41
Gendered Spanish suffix : ITA
42
Prize for Pizarro : ORO
43
Gulf War ally : OMAN
46
Occasion for dragon dances : TET
48
Cousin of a zebra : ASS
51
Something that might interrupt a flight, for short : APB
53
"Little ___" : WOMEN
55
Frequent flier : PILOT
57
Didn't mince words : LAIDITONTHELINE
60
It's of no concern to a usurer : INTERESTRATECAP
61
Showed caution, in a way : TESTEDTHEWATERS
Down
1
Perfume named for Baryshnikov : MISHA
2
Shirley of "Goldfinger" : EATON
3
It comes with strings attached : APRON
4
Cross words : SPAT
5
"Mila 18" novelist : URIS
6
Abbr. after many a military name : RET
7
Twenty: Prefix : ICOSA
8
Faboo : NIFTY
9
Go, for one : GAME
10
Whistle blower? : STEAM
11
Model X maker : TESLA
12
"___ complicated" : ITS
13
Labor day highlight : CHILDBIRTH
14
Batman co-creator Bob : KANE
15
Memphis- based record label : STAX
22
Large beer mug : SEIDEL
24
"Stay" : DONOTGO
25
Ad follower? : NAUSEAM
26
Hopeless : ALLUP
28
Doesn't need a thing : ISSET
29
Server's bread and butter : TIPS
30
Round openings in domes : OCULI
31
Shredded : TORETOBITS
32
French thinker? : TETE
33
Sounds during a massage : AAHS
34
Arteries: Abbr. : RTES
35
Definitive disclaimer : IAMNOT
36
Just slightly : AHAIR
37
Seas overseas : MERS
44
"Bird on ___" (Mel Gibson/Goldie Hawn comedy) : AWIRE
45
Picked up on : NOTED
46
Tin anniversary : TENTH
47
___-deux : ENTRE
48
Fictional title character who declares "How puzzling all these changes are!" : ALICE
49
Sub standard? : SONAR
50
Way up : STEPS
51
Hit the ground : ALIT
52
Transparent sheet : PANE
54
More than more : MOST
55
Org. with many banned Super Bowl ads : PETA
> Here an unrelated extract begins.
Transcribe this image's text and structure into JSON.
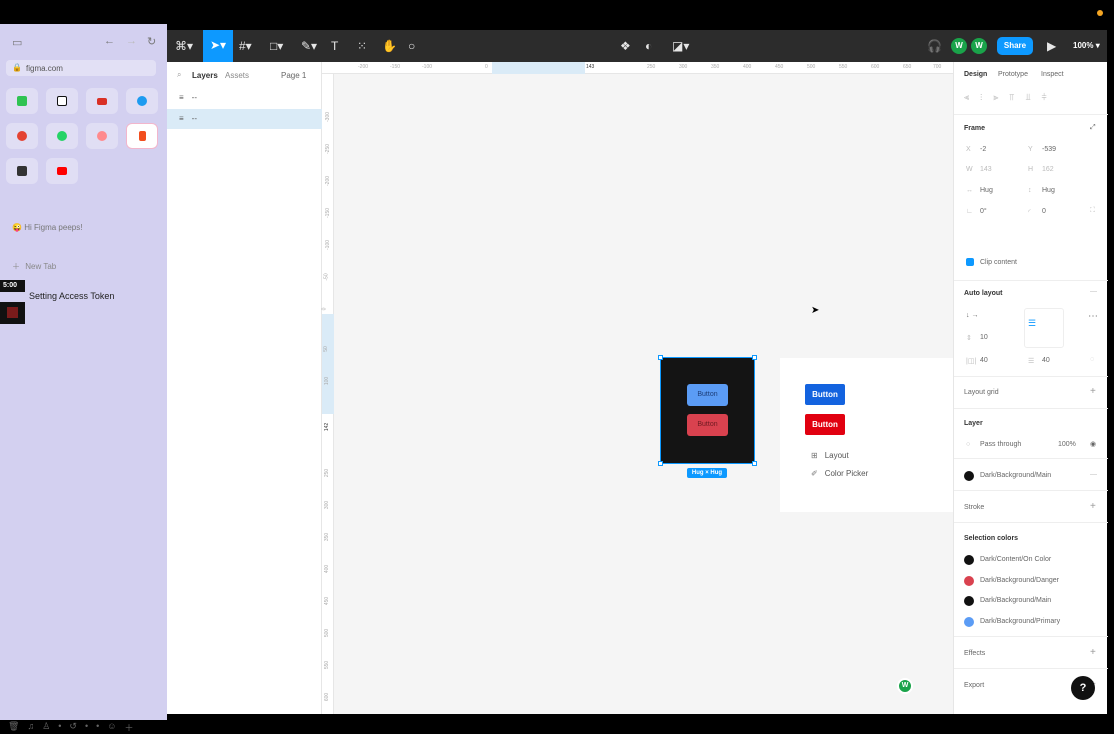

56
"Before ___ you go ..." : ILET
58
Clue follower: Abbr. : DET
59
What's left on a farm? : HAW

Answer summary: 4 unique to this puzzle, 1 debuted here and reused later, 2 unique to Shortz Era but used previously.

Found bugs or have suggestions?